Hey, remember when I said I’d be taking a greater interest in improving my photography skills? Yeah, not too much of that happened, huh? As I wrote in an earlier post, things got a bit, as the kids say, “cray” during winter term. Between writing for DualShockers, copy chief-ing for Flux, taking a full course load and delivery driving for Cheba Hut, I didn’t have much free time (I did spend 35-40 hours a week just laying down with my eyes closed. Kinda ridiculous, huh?)
I still missed taking pictures, though. In fact, I missed shooting so much that I enrolled in Dan Morrison’s photojournalism class. That was a good decision.
Not only have I learned my camera better in the two weeks I’ve spent in J365, but I’ve also been given the opportunity to go out and shoot. A lot. Because that’s what makes you better at something, right? Going out and doing something — while sticking to the rules — over and over is what will allow you to really get creative and eventually begin bending those rules. As I would tell my reporters at The Torch, it’s like learning how to paint by numbers and then coloring outside the lines.
Although I haven’t yet begun getting creative in terms of blurring the lines set forth by my instructors, I am learning some of the basics I missed by just buying a camera and shooting without a mentor or teacher. Well, that’s what’s happening now. And I figured the best way to go accomplish my original mission was to post my projects on the blog. So here’s assignment one:

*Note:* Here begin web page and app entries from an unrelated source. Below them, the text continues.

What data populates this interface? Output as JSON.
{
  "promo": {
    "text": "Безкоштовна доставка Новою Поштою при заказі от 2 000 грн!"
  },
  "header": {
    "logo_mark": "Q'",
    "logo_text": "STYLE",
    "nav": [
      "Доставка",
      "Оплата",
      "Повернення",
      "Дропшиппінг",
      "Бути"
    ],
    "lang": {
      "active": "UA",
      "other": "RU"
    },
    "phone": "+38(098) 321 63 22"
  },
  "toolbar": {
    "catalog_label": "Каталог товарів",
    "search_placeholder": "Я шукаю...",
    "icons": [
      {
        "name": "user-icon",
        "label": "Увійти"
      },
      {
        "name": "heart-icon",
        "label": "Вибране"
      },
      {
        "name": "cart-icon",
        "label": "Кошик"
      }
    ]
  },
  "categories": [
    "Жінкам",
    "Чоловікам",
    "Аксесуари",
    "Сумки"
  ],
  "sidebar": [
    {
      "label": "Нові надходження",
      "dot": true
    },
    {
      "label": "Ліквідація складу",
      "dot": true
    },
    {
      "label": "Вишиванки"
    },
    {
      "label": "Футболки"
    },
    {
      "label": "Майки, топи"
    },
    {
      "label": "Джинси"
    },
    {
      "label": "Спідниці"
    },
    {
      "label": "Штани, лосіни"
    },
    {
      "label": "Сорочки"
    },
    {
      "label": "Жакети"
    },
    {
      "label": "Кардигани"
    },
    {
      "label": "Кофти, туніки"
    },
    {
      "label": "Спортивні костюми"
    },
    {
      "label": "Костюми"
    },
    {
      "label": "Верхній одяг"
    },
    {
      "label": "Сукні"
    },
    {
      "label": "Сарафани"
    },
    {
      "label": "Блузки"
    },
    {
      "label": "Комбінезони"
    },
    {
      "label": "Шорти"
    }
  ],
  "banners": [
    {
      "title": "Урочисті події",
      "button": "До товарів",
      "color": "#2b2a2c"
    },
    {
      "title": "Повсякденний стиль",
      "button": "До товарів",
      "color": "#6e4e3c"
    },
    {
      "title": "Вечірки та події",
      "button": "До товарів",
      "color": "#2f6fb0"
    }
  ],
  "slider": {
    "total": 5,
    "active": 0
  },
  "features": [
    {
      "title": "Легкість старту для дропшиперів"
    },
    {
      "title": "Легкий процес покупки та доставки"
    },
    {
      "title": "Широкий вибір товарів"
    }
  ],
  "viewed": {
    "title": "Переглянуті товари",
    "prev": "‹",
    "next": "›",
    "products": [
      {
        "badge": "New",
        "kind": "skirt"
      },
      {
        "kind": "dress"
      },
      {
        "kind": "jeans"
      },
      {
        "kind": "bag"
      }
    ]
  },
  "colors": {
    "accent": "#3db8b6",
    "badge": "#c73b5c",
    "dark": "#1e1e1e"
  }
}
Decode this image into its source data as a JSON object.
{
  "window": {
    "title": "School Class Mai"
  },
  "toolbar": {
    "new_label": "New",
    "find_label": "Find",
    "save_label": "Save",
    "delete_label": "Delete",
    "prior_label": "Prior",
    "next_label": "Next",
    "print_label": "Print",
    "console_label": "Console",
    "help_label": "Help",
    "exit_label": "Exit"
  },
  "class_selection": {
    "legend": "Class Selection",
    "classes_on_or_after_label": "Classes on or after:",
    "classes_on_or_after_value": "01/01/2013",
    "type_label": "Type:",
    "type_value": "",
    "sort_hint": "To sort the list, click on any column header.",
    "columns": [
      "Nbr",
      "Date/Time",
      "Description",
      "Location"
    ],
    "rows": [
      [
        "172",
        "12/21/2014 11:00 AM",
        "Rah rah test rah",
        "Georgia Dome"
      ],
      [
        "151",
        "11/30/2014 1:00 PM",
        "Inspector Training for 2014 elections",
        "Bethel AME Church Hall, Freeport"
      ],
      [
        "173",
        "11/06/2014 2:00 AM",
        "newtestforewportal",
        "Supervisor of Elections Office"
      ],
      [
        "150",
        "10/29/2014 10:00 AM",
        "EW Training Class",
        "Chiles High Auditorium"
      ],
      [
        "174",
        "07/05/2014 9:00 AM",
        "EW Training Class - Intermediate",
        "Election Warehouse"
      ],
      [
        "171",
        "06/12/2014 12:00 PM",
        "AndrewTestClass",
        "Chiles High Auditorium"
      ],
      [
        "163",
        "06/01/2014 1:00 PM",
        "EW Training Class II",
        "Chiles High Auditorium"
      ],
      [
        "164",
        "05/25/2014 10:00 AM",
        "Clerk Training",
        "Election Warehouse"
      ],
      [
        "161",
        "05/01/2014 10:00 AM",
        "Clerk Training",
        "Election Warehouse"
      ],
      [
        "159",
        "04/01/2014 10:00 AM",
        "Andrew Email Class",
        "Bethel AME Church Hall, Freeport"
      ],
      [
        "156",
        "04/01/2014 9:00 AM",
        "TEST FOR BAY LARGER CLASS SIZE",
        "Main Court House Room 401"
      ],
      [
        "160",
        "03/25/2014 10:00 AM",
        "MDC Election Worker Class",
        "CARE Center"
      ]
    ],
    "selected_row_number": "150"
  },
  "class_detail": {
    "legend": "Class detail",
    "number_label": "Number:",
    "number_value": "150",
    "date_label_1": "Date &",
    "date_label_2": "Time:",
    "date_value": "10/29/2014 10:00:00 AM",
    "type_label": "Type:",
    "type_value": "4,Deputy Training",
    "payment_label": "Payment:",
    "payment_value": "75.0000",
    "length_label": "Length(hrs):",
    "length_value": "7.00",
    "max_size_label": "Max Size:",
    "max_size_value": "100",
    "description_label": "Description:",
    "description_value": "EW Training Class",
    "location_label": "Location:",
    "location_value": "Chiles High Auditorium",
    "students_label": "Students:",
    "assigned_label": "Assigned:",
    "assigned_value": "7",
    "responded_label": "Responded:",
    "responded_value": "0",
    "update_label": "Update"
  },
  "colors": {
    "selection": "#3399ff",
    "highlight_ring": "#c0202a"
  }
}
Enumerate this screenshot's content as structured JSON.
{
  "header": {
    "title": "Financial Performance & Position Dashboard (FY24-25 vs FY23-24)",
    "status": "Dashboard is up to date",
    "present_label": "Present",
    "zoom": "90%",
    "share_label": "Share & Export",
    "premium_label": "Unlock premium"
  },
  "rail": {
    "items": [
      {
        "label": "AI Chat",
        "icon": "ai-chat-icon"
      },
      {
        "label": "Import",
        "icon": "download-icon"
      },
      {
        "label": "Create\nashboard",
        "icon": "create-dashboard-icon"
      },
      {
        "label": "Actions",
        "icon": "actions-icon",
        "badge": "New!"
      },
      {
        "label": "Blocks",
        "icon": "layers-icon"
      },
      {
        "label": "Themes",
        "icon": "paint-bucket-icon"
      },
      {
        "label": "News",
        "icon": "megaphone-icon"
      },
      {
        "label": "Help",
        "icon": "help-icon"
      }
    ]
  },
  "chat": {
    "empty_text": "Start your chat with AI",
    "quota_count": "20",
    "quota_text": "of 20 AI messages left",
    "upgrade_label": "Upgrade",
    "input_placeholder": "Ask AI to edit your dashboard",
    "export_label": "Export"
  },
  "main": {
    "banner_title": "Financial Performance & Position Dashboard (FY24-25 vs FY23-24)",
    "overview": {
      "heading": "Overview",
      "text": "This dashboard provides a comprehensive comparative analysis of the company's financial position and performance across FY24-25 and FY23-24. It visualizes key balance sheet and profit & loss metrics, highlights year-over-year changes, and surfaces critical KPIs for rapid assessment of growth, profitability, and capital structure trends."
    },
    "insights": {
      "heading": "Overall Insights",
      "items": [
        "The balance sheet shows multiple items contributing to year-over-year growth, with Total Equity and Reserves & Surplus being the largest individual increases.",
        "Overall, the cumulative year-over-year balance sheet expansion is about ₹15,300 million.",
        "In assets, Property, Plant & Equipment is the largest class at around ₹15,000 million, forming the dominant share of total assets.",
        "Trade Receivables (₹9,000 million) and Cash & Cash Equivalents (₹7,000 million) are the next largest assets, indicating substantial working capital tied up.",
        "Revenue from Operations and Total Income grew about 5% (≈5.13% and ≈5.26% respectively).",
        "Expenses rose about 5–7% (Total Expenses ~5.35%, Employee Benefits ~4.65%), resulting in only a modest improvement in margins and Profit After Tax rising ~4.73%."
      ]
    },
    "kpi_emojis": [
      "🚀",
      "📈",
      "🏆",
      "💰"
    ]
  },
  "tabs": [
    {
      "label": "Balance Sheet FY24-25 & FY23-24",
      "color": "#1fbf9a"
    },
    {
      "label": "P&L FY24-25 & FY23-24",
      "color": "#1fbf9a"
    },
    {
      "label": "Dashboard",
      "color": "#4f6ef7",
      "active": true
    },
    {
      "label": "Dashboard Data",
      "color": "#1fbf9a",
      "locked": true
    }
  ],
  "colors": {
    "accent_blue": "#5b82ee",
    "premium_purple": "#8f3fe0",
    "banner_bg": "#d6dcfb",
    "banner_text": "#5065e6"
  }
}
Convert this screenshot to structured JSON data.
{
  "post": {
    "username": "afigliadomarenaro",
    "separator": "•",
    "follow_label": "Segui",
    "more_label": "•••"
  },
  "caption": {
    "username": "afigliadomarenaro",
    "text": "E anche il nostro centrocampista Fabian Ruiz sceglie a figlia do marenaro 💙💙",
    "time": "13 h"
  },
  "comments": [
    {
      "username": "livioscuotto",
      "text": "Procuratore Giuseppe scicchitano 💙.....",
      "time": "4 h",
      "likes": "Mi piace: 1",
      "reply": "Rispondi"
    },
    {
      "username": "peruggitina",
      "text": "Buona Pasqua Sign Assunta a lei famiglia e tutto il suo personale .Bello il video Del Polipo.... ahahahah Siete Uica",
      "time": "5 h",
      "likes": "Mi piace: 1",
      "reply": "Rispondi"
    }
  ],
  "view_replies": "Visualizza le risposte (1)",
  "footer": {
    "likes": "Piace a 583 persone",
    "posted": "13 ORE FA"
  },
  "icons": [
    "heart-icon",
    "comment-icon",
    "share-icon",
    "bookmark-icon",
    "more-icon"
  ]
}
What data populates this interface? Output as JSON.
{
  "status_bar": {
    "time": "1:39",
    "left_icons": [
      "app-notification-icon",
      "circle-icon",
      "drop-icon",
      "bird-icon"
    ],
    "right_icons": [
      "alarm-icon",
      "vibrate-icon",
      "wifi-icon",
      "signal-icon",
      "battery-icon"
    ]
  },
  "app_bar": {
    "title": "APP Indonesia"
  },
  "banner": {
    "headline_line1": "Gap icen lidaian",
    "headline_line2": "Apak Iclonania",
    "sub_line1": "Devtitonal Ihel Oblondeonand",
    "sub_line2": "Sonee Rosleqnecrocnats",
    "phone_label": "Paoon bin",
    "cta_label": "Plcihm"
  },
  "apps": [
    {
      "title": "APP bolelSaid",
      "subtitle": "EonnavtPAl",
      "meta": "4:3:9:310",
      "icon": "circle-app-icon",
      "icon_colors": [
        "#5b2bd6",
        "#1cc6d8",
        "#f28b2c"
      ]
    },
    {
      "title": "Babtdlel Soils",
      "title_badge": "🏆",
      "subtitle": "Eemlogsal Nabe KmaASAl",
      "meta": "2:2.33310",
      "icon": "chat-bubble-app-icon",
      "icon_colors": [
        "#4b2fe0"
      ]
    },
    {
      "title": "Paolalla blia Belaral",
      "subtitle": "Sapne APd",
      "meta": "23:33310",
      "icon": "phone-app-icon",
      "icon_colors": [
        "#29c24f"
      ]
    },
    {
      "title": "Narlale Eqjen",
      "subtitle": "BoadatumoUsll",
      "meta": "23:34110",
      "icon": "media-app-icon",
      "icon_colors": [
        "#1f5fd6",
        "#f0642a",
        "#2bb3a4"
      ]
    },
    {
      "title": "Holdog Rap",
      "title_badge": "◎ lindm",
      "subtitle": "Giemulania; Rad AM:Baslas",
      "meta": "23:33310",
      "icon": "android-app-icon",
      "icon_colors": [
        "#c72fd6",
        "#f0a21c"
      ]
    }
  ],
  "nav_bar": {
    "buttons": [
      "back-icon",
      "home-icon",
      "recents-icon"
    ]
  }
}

I used to check the light meter on my camera whenever I set up a shot. Turns out I was doing it wrong. The sensor on a DSLR tries to level out the white balance in a given shot by setting whatever you’re focusing on so that it blends with 18-percent neutral gray. So if you’re shooting something white, it comes out gray. If you shoot something black, your camera wants it to be – surprise! — 18-percent neutral gray. In order to solve this problem, you get what’s called a “gray card,” which is just a piece of cardboard that’s 18-percent neutral gray on one side and a bunch of technical mumb0-jumbo on the other.
When you meter off the gray card, a white photo looks like the featured photo of my copy editor Julia up there. Everything’s in perfect contrast and you can make out the white on her super-awesome Mario shirt against the white board. When you meter off the shirt or white board, the camera tries to make it neutral gray, so you get this:
And that’s no good for anyone. It’s completely underexposed and although you can tell where the white shirt ends and the white board begins, it’s way too dark. We also had to do the same thing with a black subject on a black background, which I’ll leave in a gallery at the bottom of the post for you to peruse.
The second part of the assignment was to capture a moving subject at a high shutter speed and a high shutter speed to demonstrate motion blur. That shouldn’t require too much explanation so I’ll just give you photo one:
The last section of the assignment was a lesson in depth-of-field. This basically covers what’s in focus and what isn’t in a shot. I simply took a photo of two near-identical items set side-by-side in my living room. In one photo, I shot with a large aperture and fast shutter speed so that everything is in focus.
In the other I shot with a small aperture and slow shutter speed so a small portion of the shot is in focus. I’m not sure on the science behind it all, but it’s on my to-do list, so don’t worry too much.
I have an assignment due every Sunday for the remainder of the term, so you can look forward to at least nine more Photo Friday posts. Bet you’re pretty excited about that, huh? I know I sure as hell am. Feel free to critique my work in the comments below; I’m definitely looking forward to hearing what my peers and professors have to say about it and I care just as much what my readers point out, as well.
Oh. I also bought my first lens. I can’t believe I was shooting with the kit lens for nearly two years before I picked up a piece of glass that let me shoot at a 1.8 aperture. Great Gatsby, it’s nice.